A short and entertaining introduction to thermodynamics that uses real-world examples to explain accessibly an important but subtle scientific theory
A romantic description of the second law of thermodynamics is that the universe becomes increasingly disordered. But what does that actually mean? Starting with an overview of the three laws of thermodynamics, MacArthur “genius grant" winner R. Stephen Berry explains in this short book the fundamentals of a fundamental science. Readers learn both the history of thermodynamics, which began with attempts to solve everyday engineering problems, and ongoing controversy and unsolved puzzles. The exposition, suitable for both students and armchair physicists, requires no previous knowledge of the subject and only the simplest mathematics, taught as needed.
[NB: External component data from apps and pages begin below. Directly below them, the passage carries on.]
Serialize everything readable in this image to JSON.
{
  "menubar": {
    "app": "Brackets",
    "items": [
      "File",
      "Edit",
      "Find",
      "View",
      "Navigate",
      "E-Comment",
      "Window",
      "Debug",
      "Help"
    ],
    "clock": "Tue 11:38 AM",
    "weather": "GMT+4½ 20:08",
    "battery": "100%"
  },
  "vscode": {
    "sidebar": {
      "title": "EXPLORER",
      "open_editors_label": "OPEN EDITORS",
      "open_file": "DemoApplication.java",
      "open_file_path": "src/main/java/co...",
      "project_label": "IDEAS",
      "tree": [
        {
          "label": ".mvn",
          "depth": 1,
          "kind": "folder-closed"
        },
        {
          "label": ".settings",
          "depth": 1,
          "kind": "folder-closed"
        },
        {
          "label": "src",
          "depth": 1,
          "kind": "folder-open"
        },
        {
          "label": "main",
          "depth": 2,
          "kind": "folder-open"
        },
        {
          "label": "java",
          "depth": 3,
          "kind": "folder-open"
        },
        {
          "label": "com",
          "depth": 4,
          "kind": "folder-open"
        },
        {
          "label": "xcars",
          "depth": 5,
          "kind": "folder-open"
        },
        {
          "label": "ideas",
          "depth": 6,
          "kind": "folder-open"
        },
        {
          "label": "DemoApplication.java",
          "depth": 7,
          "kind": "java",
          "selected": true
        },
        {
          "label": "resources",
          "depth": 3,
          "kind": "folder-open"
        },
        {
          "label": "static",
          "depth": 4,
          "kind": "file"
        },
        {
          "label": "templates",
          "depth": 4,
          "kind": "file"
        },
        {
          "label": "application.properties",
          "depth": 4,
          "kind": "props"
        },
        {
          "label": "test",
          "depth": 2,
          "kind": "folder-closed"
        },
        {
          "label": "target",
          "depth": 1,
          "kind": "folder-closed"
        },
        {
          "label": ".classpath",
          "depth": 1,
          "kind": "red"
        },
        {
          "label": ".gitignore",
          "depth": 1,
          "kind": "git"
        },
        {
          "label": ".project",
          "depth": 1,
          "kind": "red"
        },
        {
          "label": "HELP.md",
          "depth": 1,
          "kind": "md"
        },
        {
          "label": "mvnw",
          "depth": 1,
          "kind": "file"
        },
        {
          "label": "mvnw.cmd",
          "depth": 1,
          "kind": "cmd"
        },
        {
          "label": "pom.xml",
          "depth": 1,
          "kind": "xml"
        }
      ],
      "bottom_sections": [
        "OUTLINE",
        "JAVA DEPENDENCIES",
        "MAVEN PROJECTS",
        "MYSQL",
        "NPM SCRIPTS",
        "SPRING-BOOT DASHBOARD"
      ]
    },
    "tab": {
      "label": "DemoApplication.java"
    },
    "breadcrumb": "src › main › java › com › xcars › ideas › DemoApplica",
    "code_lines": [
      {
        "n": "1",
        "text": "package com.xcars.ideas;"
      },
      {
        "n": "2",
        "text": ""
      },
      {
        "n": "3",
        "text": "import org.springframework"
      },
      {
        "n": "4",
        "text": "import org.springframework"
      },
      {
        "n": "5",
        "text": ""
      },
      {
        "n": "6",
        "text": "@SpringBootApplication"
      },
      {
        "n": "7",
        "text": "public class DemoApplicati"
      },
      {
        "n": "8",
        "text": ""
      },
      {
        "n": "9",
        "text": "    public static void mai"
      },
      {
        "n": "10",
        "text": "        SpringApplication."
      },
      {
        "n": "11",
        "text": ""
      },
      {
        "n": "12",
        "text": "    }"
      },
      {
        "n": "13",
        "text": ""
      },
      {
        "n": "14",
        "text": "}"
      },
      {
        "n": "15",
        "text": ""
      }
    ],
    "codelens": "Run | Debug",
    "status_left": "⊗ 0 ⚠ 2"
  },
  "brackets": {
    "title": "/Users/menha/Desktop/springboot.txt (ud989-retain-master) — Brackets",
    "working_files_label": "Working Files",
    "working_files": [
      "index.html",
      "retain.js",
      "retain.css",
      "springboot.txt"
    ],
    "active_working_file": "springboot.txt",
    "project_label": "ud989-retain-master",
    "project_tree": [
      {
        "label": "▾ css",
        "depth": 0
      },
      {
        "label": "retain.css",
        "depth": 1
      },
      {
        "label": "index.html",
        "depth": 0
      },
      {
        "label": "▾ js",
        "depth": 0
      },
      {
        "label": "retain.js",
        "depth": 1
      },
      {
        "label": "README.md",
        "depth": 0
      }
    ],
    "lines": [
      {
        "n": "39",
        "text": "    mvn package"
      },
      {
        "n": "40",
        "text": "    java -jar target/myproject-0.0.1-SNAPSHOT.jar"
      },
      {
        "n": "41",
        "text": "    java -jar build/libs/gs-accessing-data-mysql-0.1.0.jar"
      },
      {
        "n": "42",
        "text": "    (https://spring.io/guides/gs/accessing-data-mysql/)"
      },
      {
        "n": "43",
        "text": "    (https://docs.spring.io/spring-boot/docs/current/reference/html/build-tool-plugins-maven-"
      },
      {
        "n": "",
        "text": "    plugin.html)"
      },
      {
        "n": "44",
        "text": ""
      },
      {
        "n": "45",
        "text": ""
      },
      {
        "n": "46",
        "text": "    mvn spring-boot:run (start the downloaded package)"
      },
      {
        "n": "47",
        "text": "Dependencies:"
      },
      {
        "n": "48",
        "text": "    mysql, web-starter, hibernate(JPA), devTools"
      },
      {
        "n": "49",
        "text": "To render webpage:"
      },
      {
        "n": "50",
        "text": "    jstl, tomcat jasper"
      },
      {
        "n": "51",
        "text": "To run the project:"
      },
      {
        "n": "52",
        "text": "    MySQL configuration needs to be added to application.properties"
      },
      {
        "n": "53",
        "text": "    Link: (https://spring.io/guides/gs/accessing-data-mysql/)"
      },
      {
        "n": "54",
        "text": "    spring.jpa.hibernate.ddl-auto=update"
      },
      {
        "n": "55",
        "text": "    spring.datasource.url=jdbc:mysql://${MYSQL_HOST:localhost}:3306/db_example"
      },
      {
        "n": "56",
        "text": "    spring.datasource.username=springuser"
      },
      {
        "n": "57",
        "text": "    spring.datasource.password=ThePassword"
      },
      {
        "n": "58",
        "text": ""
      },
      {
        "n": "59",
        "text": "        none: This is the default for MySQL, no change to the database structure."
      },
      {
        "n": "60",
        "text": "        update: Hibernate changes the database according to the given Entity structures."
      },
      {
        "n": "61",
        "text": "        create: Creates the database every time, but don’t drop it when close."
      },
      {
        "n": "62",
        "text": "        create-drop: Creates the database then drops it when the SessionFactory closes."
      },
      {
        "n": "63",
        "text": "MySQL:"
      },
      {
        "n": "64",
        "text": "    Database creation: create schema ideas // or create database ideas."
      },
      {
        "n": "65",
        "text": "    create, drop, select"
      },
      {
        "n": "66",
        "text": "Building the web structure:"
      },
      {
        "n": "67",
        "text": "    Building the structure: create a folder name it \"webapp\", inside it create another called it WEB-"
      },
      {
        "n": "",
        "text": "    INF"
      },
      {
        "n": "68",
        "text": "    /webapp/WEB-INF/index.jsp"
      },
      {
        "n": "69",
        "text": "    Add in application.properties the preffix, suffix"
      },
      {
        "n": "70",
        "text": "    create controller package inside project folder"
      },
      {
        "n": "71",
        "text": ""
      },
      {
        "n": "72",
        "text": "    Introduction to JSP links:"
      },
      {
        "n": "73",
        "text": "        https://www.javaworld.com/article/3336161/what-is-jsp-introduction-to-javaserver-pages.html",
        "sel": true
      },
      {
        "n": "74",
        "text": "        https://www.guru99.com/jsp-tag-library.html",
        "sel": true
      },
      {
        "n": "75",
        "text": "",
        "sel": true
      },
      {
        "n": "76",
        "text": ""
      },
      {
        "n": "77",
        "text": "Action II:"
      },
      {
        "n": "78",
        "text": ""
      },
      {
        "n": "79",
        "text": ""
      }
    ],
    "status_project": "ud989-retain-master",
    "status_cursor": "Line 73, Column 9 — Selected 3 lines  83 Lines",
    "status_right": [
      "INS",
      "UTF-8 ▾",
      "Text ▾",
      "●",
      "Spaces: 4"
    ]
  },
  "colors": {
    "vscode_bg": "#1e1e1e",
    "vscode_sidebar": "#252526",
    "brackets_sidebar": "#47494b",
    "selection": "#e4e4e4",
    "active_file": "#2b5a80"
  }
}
With this better understanding of one science, readers also gain an appreciation of the role of research in science, the provisional nature of scientific theory, and the ways scientific exploration can uncover fundamental truths. Thus, from a science of everyday experience, we learn about the nature of the universe.
R. Stephen Berry is James Franck Distinguished Service Professor Emeritus at the University of Chicago and a 1983 MacArthur Fellow. His work has contributed to the understanding of the atomic origins of freezing, melting, crystallization, and glass formation.